Task requirements:
Return the full listing unchanged, excluding any images it contains.

The data:
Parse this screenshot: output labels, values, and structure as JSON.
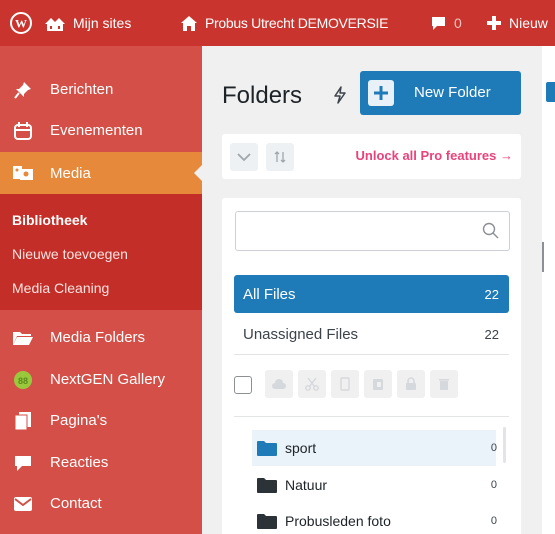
{
  "admin_bar": {
    "my_sites": "Mijn sites",
    "site_name": "Probus Utrecht DEMOVERSIE",
    "comments_count": "0",
    "new_label": "Nieuw"
  },
  "sidebar": {
    "items": [
      {
        "label": "Berichten",
        "icon": "pin-icon"
      },
      {
        "label": "Evenementen",
        "icon": "calendar-icon"
      },
      {
        "label": "Media",
        "icon": "media-icon"
      },
      {
        "label": "Media Folders",
        "icon": "folder-open-icon"
      },
      {
        "label": "NextGEN Gallery",
        "icon": "nextgen-icon"
      },
      {
        "label": "Pagina's",
        "icon": "pages-icon"
      },
      {
        "label": "Reacties",
        "icon": "comment-icon"
      },
      {
        "label": "Contact",
        "icon": "mail-icon"
      }
    ],
    "submenu": [
      {
        "label": "Bibliotheek",
        "current": true
      },
      {
        "label": "Nieuwe toevoegen",
        "current": false
      },
      {
        "label": "Media Cleaning",
        "current": false
      }
    ]
  },
  "folders": {
    "title": "Folders",
    "new_folder_label": "New Folder",
    "unlock_label": "Unlock all Pro features →",
    "search_placeholder": "",
    "all_files_label": "All Files",
    "all_files_count": "22",
    "unassigned_label": "Unassigned Files",
    "unassigned_count": "22",
    "tree": [
      {
        "label": "sport",
        "count": "0",
        "selected": true
      },
      {
        "label": "Natuur",
        "count": "0",
        "selected": false
      },
      {
        "label": "Probusleden foto",
        "count": "0",
        "selected": false
      }
    ]
  },
  "colors": {
    "admin_bar": "#c9352e",
    "sidebar": "#d34f47",
    "active_item": "#e6893b",
    "accent": "#1f7bb7",
    "pro_link": "#e9437a"
  }
}
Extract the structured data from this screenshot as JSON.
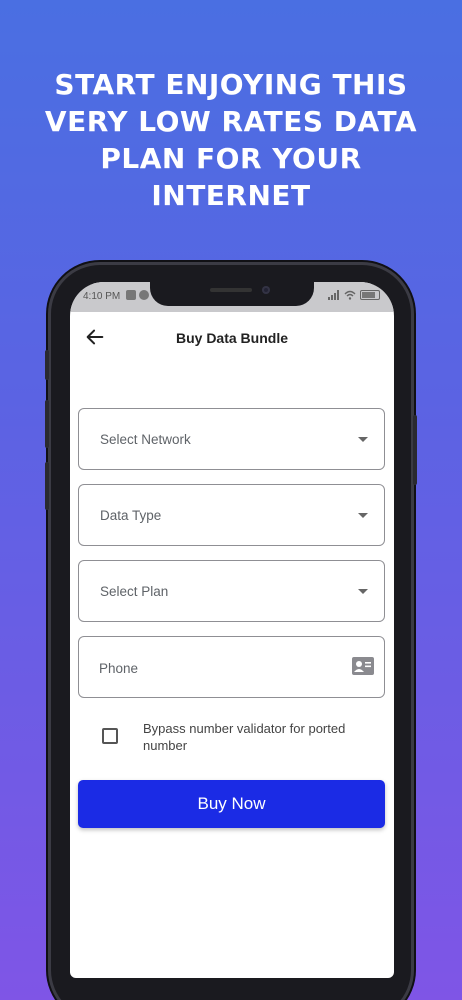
{
  "headline": {
    "line1": "START ENJOYING THIS",
    "line2": "VERY LOW RATES DATA",
    "line3": "PLAN FOR YOUR",
    "line4": "INTERNET"
  },
  "status_bar": {
    "time": "4:10 PM"
  },
  "app_bar": {
    "title": "Buy Data Bundle",
    "back_icon": "arrow-left-icon"
  },
  "form": {
    "network_label": "Select Network",
    "data_type_label": "Data Type",
    "plan_label": "Select Plan",
    "phone_placeholder": "Phone",
    "phone_value": "",
    "contact_icon": "contact-card-icon",
    "bypass_label": "Bypass number validator for ported number",
    "bypass_checked": false,
    "buy_button_label": "Buy Now"
  },
  "colors": {
    "background_top": "#4a6fe2",
    "background_bottom": "#7f55e6",
    "button": "#1b2be5"
  }
}
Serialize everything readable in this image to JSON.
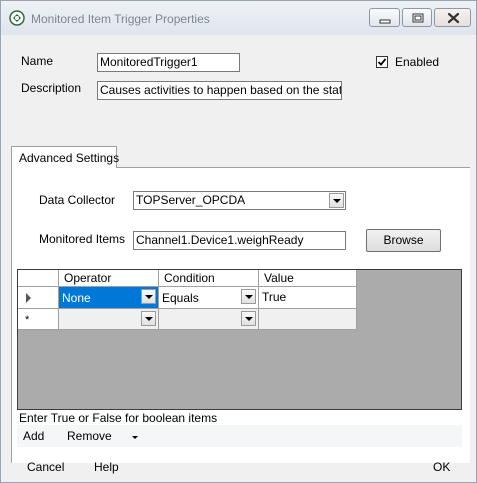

Exercise output:
Parse this screenshot: output labels, values, and structure as JSON.
{
  "admin_bar": {
    "my_sites": "Mijn sites",
    "site_name": "Probus Utrecht DEMOVERSIE",
    "comments_count": "0",
    "new_label": "Nieuw"
  },
  "sidebar": {
    "items": [
      {
        "label": "Berichten",
        "icon": "pin-icon"
      },
      {
        "label": "Evenementen",
        "icon": "calendar-icon"
      },
      {
        "label": "Media",
        "icon": "media-icon"
      },
      {
        "label": "Media Folders",
        "icon": "folder-open-icon"
      },
      {
        "label": "NextGEN Gallery",
        "icon": "nextgen-icon"
      },
      {
        "label": "Pagina's",
        "icon": "pages-icon"
      },
      {
        "label": "Reacties",
        "icon": "comment-icon"
      },
      {
        "label": "Contact",
        "icon": "mail-icon"
      }
    ],
    "submenu": [
      {
        "label": "Bibliotheek",
        "current": true
      },
      {
        "label": "Nieuwe toevoegen",
        "current": false
      },
      {
        "label": "Media Cleaning",
        "current": false
      }
    ]
  },
  "folders": {
    "title": "Folders",
    "new_folder_label": "New Folder",
    "unlock_label": "Unlock all Pro features →",
    "search_placeholder": "",
    "all_files_label": "All Files",
    "all_files_count": "22",
    "unassigned_label": "Unassigned Files",
    "unassigned_count": "22",
    "tree": [
      {
        "label": "sport",
        "count": "0",
        "selected": true
      },
      {
        "label": "Natuur",
        "count": "0",
        "selected": false
      },
      {
        "label": "Probusleden foto",
        "count": "0",
        "selected": false
      }
    ]
  },
  "colors": {
    "admin_bar": "#c9352e",
    "sidebar": "#d34f47",
    "active_item": "#e6893b",
    "accent": "#1f7bb7",
    "pro_link": "#e9437a"
  }
}
Extract the structured data from this screenshot as JSON.
{
  "headline": {
    "line1": "START ENJOYING THIS",
    "line2": "VERY LOW RATES DATA",
    "line3": "PLAN FOR YOUR",
    "line4": "INTERNET"
  },
  "status_bar": {
    "time": "4:10 PM"
  },
  "app_bar": {
    "title": "Buy Data Bundle",
    "back_icon": "arrow-left-icon"
  },
  "form": {
    "network_label": "Select Network",
    "data_type_label": "Data Type",
    "plan_label": "Select Plan",
    "phone_placeholder": "Phone",
    "phone_value": "",
    "contact_icon": "contact-card-icon",
    "bypass_label": "Bypass number validator for ported number",
    "bypass_checked": false,
    "buy_button_label": "Buy Now"
  },
  "colors": {
    "background_top": "#4a6fe2",
    "background_bottom": "#7f55e6",
    "button": "#1b2be5"
  }
}
Serialize everything readable in this image to JSON.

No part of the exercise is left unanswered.